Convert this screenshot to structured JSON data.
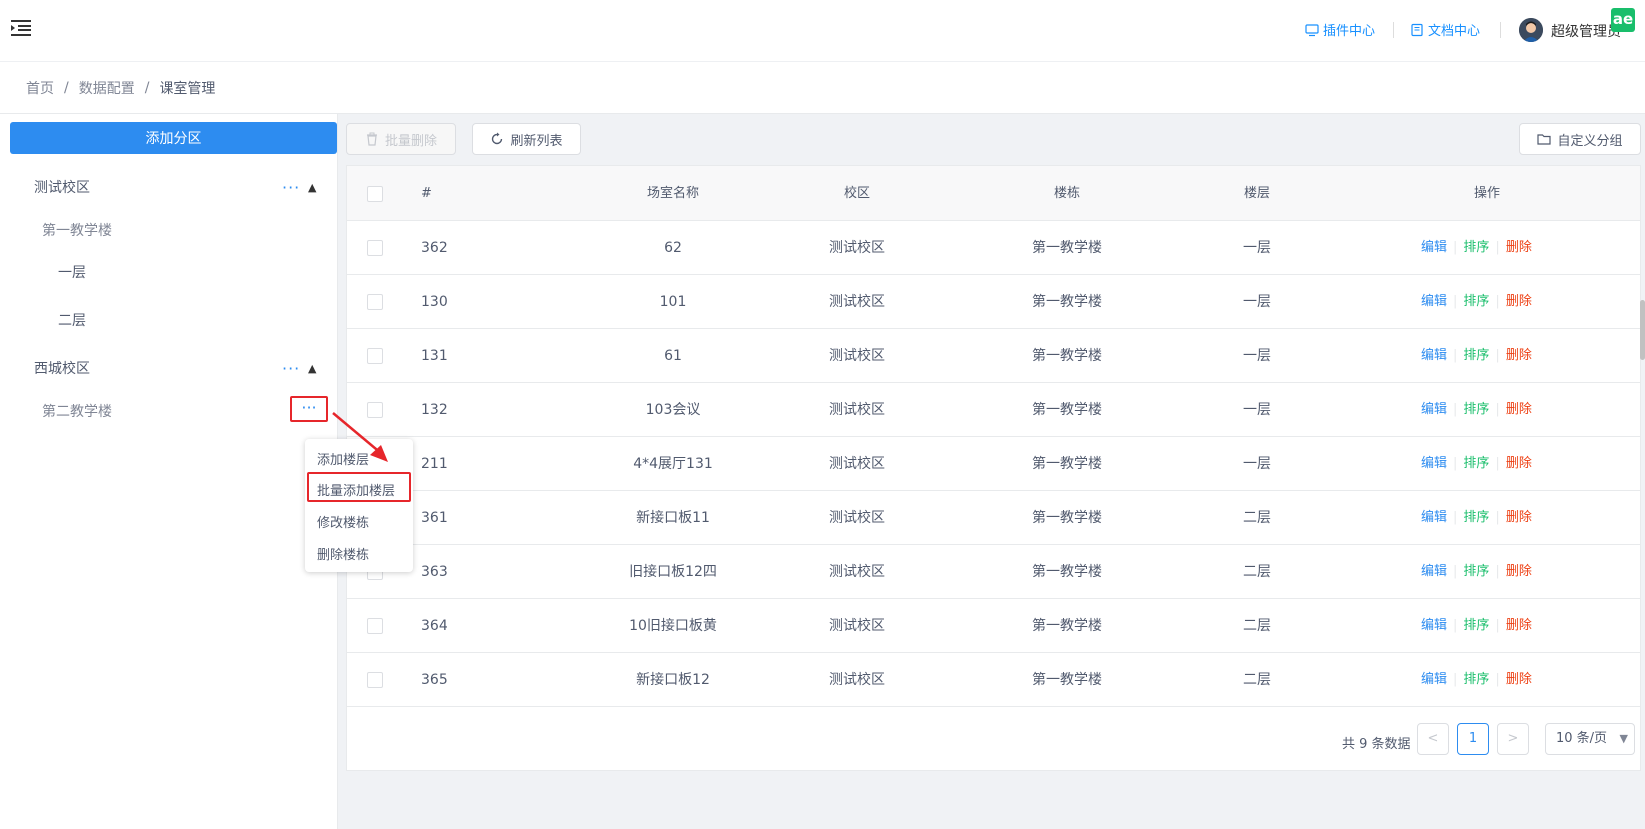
{
  "header": {
    "plugin_center": "插件中心",
    "doc_center": "文档中心",
    "user_name": "超级管理员",
    "corner_badge": "ae"
  },
  "breadcrumb": [
    "首页",
    "数据配置",
    "课室管理"
  ],
  "sidebar": {
    "add_zone_label": "添加分区",
    "more_glyph": "···",
    "tree": [
      {
        "label": "测试校区",
        "level": 0
      },
      {
        "label": "第一教学楼",
        "level": 1
      },
      {
        "label": "一层",
        "level": 2
      },
      {
        "label": "二层",
        "level": 2
      },
      {
        "label": "西城校区",
        "level": 0
      },
      {
        "label": "第二教学楼",
        "level": 1
      }
    ]
  },
  "dropdown": {
    "items": [
      "添加楼层",
      "批量添加楼层",
      "修改楼栋",
      "删除楼栋"
    ]
  },
  "toolbar": {
    "batch_delete": "批量删除",
    "refresh": "刷新列表",
    "custom_group": "自定义分组"
  },
  "table": {
    "headers": [
      "#",
      "场室名称",
      "校区",
      "楼栋",
      "楼层",
      "操作"
    ],
    "rows": [
      {
        "id": "362",
        "name": "62",
        "campus": "测试校区",
        "building": "第一教学楼",
        "floor": "一层"
      },
      {
        "id": "130",
        "name": "101",
        "campus": "测试校区",
        "building": "第一教学楼",
        "floor": "一层"
      },
      {
        "id": "131",
        "name": "61",
        "campus": "测试校区",
        "building": "第一教学楼",
        "floor": "一层"
      },
      {
        "id": "132",
        "name": "103会议",
        "campus": "测试校区",
        "building": "第一教学楼",
        "floor": "一层"
      },
      {
        "id": "211",
        "name": "4*4展厅131",
        "campus": "测试校区",
        "building": "第一教学楼",
        "floor": "一层"
      },
      {
        "id": "361",
        "name": "新接口板11",
        "campus": "测试校区",
        "building": "第一教学楼",
        "floor": "二层"
      },
      {
        "id": "363",
        "name": "旧接口板12四",
        "campus": "测试校区",
        "building": "第一教学楼",
        "floor": "二层"
      },
      {
        "id": "364",
        "name": "10旧接口板黄",
        "campus": "测试校区",
        "building": "第一教学楼",
        "floor": "二层"
      },
      {
        "id": "365",
        "name": "新接口板12",
        "campus": "测试校区",
        "building": "第一教学楼",
        "floor": "二层"
      }
    ],
    "actions": {
      "edit": "编辑",
      "sort": "排序",
      "delete": "删除"
    }
  },
  "pagination": {
    "total_text": "共 9 条数据",
    "current_page": "1",
    "page_size": "10 条/页"
  },
  "colors": {
    "primary": "#2d8cf0",
    "success": "#19be6b",
    "danger": "#ed4014",
    "annotation": "#e6262b"
  }
}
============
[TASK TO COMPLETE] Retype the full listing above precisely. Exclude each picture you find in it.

[COMPLETED TASK]
Convert this screenshot to structured JSON data.
{
  "header": {
    "plugin_center": "插件中心",
    "doc_center": "文档中心",
    "user_name": "超级管理员",
    "corner_badge": "ae"
  },
  "breadcrumb": [
    "首页",
    "数据配置",
    "课室管理"
  ],
  "sidebar": {
    "add_zone_label": "添加分区",
    "more_glyph": "···",
    "tree": [
      {
        "label": "测试校区",
        "level": 0
      },
      {
        "label": "第一教学楼",
        "level": 1
      },
      {
        "label": "一层",
        "level": 2
      },
      {
        "label": "二层",
        "level": 2
      },
      {
        "label": "西城校区",
        "level": 0
      },
      {
        "label": "第二教学楼",
        "level": 1
      }
    ]
  },
  "dropdown": {
    "items": [
      "添加楼层",
      "批量添加楼层",
      "修改楼栋",
      "删除楼栋"
    ]
  },
  "toolbar": {
    "batch_delete": "批量删除",
    "refresh": "刷新列表",
    "custom_group": "自定义分组"
  },
  "table": {
    "headers": [
      "#",
      "场室名称",
      "校区",
      "楼栋",
      "楼层",
      "操作"
    ],
    "rows": [
      {
        "id": "362",
        "name": "62",
        "campus": "测试校区",
        "building": "第一教学楼",
        "floor": "一层"
      },
      {
        "id": "130",
        "name": "101",
        "campus": "测试校区",
        "building": "第一教学楼",
        "floor": "一层"
      },
      {
        "id": "131",
        "name": "61",
        "campus": "测试校区",
        "building": "第一教学楼",
        "floor": "一层"
      },
      {
        "id": "132",
        "name": "103会议",
        "campus": "测试校区",
        "building": "第一教学楼",
        "floor": "一层"
      },
      {
        "id": "211",
        "name": "4*4展厅131",
        "campus": "测试校区",
        "building": "第一教学楼",
        "floor": "一层"
      },
      {
        "id": "361",
        "name": "新接口板11",
        "campus": "测试校区",
        "building": "第一教学楼",
        "floor": "二层"
      },
      {
        "id": "363",
        "name": "旧接口板12四",
        "campus": "测试校区",
        "building": "第一教学楼",
        "floor": "二层"
      },
      {
        "id": "364",
        "name": "10旧接口板黄",
        "campus": "测试校区",
        "building": "第一教学楼",
        "floor": "二层"
      },
      {
        "id": "365",
        "name": "新接口板12",
        "campus": "测试校区",
        "building": "第一教学楼",
        "floor": "二层"
      }
    ],
    "actions": {
      "edit": "编辑",
      "sort": "排序",
      "delete": "删除"
    }
  },
  "pagination": {
    "total_text": "共 9 条数据",
    "current_page": "1",
    "page_size": "10 条/页"
  },
  "colors": {
    "primary": "#2d8cf0",
    "success": "#19be6b",
    "danger": "#ed4014",
    "annotation": "#e6262b"
  }
}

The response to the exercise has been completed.